Aim of the task:
Gather all lines in the entries below that include the word "title".

-- Available data follows --

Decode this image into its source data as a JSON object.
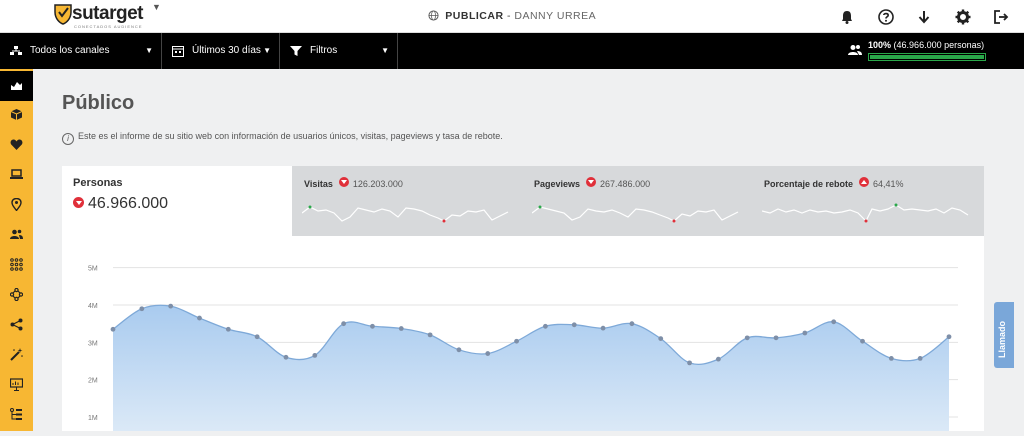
{
  "brand": {
    "name": "sutarget",
    "tagline": "CONECTADOS AUDIENCE"
  },
  "header": {
    "project": "PUBLICAR",
    "separator": " - ",
    "user": "DANNY URREA",
    "icons": [
      "bell-icon",
      "help-icon",
      "download-icon",
      "gear-icon",
      "logout-icon"
    ]
  },
  "filters": {
    "channels": "Todos los canales",
    "period": "Últimos 30 días",
    "filters": "Filtros"
  },
  "people": {
    "percent_label": "100%",
    "count_label": "(46.966.000 personas)",
    "progress": 1.0
  },
  "sidebar": {
    "items": [
      "dashboard-icon",
      "box-icon",
      "heart-icon",
      "laptop-icon",
      "location-icon",
      "users-icon",
      "grid-icon",
      "network-icon",
      "share-icon",
      "magic-wand-icon",
      "presentation-icon",
      "hierarchy-icon"
    ],
    "active_index": 0
  },
  "page": {
    "title": "Público",
    "info": "Este es el informe de su sitio web con información de usuarios únicos, visitas, pageviews y tasa de rebote."
  },
  "kpis": {
    "main": {
      "label": "Personas",
      "value": "46.966.000",
      "trend": "down"
    },
    "others": [
      {
        "label": "Visitas",
        "value": "126.203.000",
        "trend": "down"
      },
      {
        "label": "Pageviews",
        "value": "267.486.000",
        "trend": "down"
      },
      {
        "label": "Porcentaje de rebote",
        "value": "64,41%",
        "trend": "up"
      }
    ]
  },
  "side_tab": {
    "label": "Llamado"
  },
  "colors": {
    "accent": "#f7b733",
    "area_fill": "#b9d7f3",
    "line": "#7ea9d8",
    "progress": "#2aa84a",
    "down": "#e0303a"
  },
  "chart_data": {
    "type": "area",
    "ylabel": "",
    "xlabel": "",
    "y_ticks": [
      "1M",
      "2M",
      "3M",
      "4M",
      "5M"
    ],
    "ylim": [
      0,
      5
    ],
    "grid": true,
    "series": [
      {
        "values": [
          3.35,
          3.9,
          3.97,
          3.65,
          3.35,
          3.15,
          2.6,
          2.65,
          3.5,
          3.43,
          3.37,
          3.2,
          2.8,
          2.7,
          3.03,
          3.43,
          3.47,
          3.38,
          3.5,
          3.1,
          2.45,
          2.55,
          3.12,
          3.12,
          3.25,
          3.55,
          3.03,
          2.57,
          2.57,
          3.15
        ]
      }
    ]
  }
}
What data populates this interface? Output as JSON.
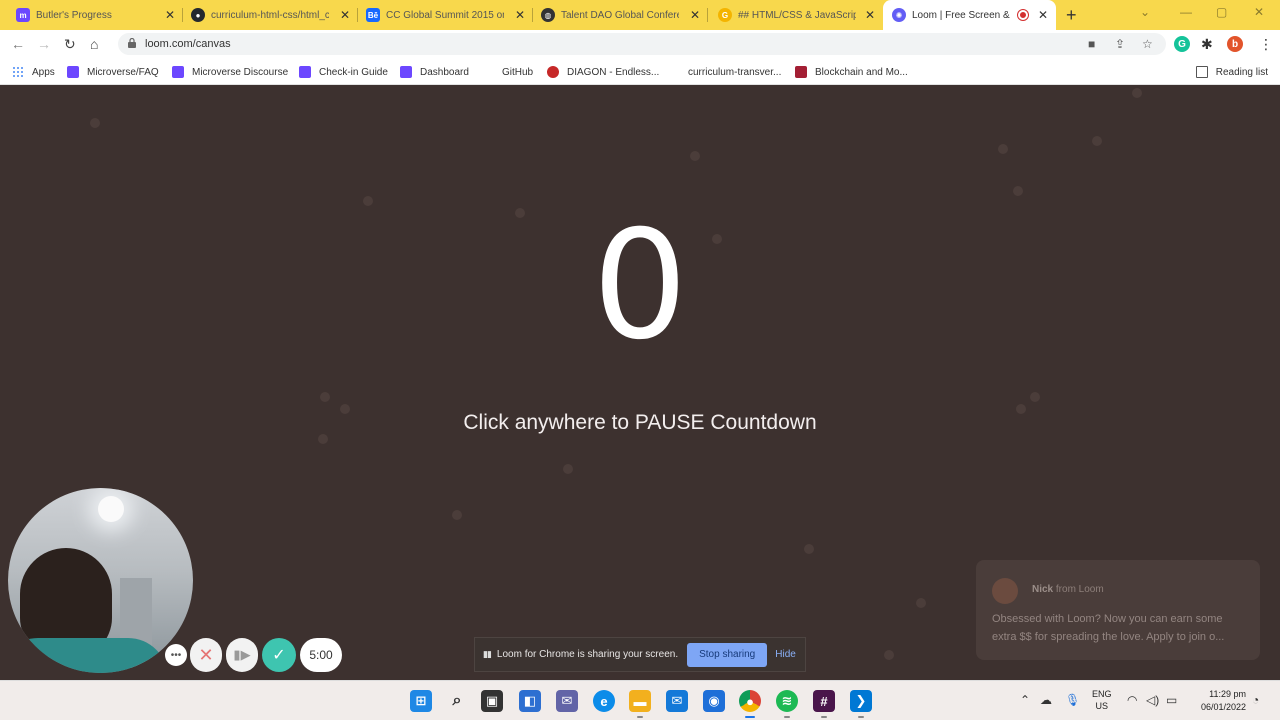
{
  "browser": {
    "tabs": [
      {
        "title": "Butler's Progress",
        "favicon": "microverse-icon",
        "color": "#6c47ff"
      },
      {
        "title": "curriculum-html-css/html_c",
        "favicon": "github-icon",
        "color": "#24292e"
      },
      {
        "title": "CC Global Summit 2015 on",
        "favicon": "behance-icon",
        "color": "#1769ff"
      },
      {
        "title": "Talent DAO Global Confere",
        "favicon": "globe-icon",
        "color": "#333333"
      },
      {
        "title": "## HTML/CSS & JavaScript",
        "favicon": "google-icon",
        "color": "#f4b400"
      },
      {
        "title": "Loom | Free Screen & V",
        "favicon": "loom-icon",
        "color": "#625df5",
        "active": true
      }
    ],
    "url": "loom.com/canvas",
    "bookmarks": [
      {
        "label": "Apps",
        "icon": "apps-grid-icon"
      },
      {
        "label": "Microverse/FAQ",
        "icon": "microverse-icon"
      },
      {
        "label": "Microverse Discourse",
        "icon": "microverse-icon"
      },
      {
        "label": "Check-in Guide",
        "icon": "microverse-icon"
      },
      {
        "label": "Dashboard",
        "icon": "microverse-icon"
      },
      {
        "label": "GitHub",
        "icon": "github-icon"
      },
      {
        "label": "DIAGON - Endless...",
        "icon": "diagon-icon"
      },
      {
        "label": "curriculum-transver...",
        "icon": "github-icon"
      },
      {
        "label": "Blockchain and Mo...",
        "icon": "mit-icon"
      }
    ],
    "reading_list": "Reading list",
    "profile_initial": "b"
  },
  "canvas": {
    "countdown": "0",
    "hint": "Click anywhere to PAUSE Countdown",
    "timer": "5:00",
    "notification": {
      "sender": "Nick",
      "sender_suffix": "from Loom",
      "message": "Obsessed with Loom? Now you can earn some extra $$ for spreading the love. Apply to join o..."
    },
    "share_banner": {
      "text": "Loom for Chrome is sharing your screen.",
      "stop_label": "Stop sharing",
      "hide_label": "Hide"
    }
  },
  "taskbar": {
    "apps": [
      "windows-start-icon",
      "search-icon",
      "task-view-icon",
      "widgets-icon",
      "teams-chat-icon",
      "edge-icon",
      "file-explorer-icon",
      "mail-icon",
      "vpn-icon",
      "chrome-icon",
      "spotify-icon",
      "slack-icon",
      "vscode-icon"
    ],
    "language": "ENG",
    "region": "US",
    "time": "11:29 pm",
    "date": "06/01/2022"
  }
}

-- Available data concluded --

Task answer:
    "title": "Público",
        "title": "Butler's Progress",
        "title": "curriculum-html-css/html_c",
        "title": "CC Global Summit 2015 on",
        "title": "Talent DAO Global Confere",
        "title": "## HTML/CSS & JavaScript",
        "title": "Loom | Free Screen & V",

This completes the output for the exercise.